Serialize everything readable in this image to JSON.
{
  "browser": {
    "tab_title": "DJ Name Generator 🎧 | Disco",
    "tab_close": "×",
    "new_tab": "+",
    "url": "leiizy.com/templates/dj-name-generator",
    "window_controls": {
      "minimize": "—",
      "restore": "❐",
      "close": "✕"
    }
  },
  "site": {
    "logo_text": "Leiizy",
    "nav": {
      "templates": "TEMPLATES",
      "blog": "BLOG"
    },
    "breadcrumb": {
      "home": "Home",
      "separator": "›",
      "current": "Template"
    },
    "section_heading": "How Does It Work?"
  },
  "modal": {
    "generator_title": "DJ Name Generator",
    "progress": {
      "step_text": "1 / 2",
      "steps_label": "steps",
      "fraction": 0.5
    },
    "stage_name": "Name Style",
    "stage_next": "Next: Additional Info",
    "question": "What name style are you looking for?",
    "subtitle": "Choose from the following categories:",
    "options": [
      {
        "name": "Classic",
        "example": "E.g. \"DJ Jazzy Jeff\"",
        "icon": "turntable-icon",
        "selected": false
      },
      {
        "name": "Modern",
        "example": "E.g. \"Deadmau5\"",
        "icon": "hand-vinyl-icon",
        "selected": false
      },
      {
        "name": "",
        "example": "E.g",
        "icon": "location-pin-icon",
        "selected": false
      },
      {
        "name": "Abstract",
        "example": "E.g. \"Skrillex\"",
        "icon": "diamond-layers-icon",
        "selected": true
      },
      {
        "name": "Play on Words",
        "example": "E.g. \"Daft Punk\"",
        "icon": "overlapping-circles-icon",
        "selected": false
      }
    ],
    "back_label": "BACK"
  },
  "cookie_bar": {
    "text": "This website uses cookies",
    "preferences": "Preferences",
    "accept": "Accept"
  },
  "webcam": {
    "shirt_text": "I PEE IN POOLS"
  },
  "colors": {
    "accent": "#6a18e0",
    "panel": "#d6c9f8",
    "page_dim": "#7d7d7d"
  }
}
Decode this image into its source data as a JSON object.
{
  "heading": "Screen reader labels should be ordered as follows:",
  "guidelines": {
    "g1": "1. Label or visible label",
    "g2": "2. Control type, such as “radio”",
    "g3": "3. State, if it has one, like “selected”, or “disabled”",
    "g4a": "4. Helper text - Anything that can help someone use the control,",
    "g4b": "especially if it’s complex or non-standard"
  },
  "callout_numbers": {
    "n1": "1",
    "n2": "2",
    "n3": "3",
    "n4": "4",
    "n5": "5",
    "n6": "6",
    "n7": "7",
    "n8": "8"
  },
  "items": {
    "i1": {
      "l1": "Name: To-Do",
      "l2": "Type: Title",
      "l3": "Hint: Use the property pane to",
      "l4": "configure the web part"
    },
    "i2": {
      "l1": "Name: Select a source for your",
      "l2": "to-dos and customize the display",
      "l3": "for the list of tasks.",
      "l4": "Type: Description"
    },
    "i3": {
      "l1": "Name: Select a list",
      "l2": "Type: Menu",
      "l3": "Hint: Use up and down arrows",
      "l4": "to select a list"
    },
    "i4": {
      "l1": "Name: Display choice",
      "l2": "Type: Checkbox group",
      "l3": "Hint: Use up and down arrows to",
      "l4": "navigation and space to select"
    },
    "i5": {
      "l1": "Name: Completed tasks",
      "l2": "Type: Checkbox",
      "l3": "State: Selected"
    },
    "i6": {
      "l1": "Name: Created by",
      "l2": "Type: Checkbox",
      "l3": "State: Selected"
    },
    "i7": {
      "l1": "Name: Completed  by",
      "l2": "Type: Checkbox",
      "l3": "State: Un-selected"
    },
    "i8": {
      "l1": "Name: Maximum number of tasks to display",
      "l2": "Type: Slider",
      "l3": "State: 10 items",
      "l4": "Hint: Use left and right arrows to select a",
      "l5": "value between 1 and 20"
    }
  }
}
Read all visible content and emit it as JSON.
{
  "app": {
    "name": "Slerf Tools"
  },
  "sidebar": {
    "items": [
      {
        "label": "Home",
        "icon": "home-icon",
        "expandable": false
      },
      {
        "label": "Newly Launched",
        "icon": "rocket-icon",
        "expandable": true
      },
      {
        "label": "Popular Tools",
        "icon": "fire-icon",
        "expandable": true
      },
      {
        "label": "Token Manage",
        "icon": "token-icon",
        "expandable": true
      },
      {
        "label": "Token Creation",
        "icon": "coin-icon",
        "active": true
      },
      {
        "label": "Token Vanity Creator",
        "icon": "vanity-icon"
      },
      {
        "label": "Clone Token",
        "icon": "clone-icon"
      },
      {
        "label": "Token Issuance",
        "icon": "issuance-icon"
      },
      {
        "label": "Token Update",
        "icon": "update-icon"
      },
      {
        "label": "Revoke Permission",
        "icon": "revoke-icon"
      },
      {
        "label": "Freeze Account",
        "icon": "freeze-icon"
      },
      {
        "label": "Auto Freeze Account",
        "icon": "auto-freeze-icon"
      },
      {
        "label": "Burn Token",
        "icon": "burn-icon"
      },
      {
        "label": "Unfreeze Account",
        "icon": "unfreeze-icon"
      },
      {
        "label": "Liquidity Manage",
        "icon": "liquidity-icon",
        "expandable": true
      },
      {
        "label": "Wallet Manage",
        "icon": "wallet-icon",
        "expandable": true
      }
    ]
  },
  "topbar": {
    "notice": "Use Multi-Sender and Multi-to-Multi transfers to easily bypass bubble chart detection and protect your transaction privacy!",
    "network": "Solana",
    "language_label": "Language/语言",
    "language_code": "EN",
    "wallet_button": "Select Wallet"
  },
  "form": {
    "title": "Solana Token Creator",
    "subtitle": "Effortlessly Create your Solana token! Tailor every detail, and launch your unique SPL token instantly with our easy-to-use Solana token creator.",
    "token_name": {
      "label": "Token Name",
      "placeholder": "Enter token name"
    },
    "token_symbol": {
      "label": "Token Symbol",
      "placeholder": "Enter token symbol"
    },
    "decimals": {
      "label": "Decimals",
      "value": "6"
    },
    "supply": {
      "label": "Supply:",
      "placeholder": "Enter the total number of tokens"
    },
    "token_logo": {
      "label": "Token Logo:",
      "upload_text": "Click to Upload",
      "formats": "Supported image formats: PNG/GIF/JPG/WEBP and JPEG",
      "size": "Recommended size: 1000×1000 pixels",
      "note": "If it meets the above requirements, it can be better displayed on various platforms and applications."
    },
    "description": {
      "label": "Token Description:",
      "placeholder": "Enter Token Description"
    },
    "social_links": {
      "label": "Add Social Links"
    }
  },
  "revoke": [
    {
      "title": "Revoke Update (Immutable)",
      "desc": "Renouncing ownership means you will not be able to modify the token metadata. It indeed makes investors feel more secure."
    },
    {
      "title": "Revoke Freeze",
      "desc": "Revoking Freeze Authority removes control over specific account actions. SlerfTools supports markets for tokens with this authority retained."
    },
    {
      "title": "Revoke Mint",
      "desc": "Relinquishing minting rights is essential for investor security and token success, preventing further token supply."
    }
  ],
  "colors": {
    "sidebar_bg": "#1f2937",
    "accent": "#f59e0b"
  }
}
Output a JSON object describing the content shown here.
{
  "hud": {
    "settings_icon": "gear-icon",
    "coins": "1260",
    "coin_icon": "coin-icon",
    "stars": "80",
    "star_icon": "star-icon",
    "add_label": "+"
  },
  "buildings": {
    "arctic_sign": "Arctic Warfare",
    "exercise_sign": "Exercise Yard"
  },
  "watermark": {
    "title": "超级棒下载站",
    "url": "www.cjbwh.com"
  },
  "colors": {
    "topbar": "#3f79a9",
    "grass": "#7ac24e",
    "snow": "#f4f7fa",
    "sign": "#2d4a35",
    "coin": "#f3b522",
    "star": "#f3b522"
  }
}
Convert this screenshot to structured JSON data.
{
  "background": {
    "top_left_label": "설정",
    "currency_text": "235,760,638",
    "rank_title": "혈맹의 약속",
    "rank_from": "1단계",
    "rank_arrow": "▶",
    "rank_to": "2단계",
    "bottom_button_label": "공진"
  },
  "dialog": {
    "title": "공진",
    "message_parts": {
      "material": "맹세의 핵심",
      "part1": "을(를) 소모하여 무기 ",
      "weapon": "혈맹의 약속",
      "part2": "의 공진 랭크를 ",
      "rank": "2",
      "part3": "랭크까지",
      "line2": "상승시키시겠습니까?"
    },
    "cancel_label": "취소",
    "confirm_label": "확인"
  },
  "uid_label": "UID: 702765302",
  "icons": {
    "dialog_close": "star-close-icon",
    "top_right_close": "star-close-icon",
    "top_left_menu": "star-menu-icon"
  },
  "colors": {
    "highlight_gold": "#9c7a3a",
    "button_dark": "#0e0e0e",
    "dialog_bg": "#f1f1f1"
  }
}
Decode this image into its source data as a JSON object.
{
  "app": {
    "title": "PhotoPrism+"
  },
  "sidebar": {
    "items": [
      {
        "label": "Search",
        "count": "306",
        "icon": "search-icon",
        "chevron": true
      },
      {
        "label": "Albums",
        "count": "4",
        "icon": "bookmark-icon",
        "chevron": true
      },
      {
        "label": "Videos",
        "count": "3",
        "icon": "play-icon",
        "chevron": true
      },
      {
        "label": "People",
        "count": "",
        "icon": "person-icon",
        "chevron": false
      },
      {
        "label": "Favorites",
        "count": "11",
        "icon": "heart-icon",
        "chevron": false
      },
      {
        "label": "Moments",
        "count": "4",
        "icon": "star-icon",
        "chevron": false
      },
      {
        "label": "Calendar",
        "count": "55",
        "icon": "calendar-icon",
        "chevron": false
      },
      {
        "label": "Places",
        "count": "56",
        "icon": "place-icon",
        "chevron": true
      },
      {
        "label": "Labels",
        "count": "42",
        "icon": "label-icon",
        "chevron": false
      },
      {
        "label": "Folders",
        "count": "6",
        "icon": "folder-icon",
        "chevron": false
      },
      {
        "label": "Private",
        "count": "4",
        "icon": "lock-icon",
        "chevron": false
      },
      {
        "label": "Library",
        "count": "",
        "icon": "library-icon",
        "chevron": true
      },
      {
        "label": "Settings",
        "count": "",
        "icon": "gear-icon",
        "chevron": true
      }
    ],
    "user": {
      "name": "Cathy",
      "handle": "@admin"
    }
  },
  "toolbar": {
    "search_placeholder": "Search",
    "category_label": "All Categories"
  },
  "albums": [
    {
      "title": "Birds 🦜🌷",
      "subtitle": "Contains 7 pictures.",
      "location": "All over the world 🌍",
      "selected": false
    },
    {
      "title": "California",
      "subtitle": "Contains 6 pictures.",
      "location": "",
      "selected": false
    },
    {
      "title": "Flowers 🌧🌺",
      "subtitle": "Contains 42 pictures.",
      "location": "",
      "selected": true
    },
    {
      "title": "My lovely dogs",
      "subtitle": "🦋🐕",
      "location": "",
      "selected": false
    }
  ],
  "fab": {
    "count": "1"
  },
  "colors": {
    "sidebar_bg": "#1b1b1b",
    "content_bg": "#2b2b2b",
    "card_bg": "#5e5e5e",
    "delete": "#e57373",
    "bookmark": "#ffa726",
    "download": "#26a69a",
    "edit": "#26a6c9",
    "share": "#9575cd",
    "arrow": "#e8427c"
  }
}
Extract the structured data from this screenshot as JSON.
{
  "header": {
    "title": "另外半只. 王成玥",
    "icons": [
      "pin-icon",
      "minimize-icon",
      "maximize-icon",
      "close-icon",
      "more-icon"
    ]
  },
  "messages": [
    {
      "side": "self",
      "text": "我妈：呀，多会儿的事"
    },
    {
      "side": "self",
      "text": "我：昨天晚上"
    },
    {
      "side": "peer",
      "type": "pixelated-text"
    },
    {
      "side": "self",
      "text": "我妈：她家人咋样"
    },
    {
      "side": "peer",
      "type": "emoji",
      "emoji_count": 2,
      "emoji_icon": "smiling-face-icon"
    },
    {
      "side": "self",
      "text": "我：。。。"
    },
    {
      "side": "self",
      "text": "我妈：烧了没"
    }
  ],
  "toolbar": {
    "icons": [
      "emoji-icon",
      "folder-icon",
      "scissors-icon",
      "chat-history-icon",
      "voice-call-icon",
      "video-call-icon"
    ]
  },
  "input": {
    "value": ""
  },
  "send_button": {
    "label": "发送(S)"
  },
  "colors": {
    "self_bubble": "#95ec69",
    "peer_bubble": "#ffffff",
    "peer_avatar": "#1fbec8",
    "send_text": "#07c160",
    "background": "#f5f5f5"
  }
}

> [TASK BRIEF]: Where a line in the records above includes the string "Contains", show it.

> [FINAL ANSWER]:
      "subtitle": "Contains 7 pictures.",
      "subtitle": "Contains 6 pictures.",
      "subtitle": "Contains 42 pictures.",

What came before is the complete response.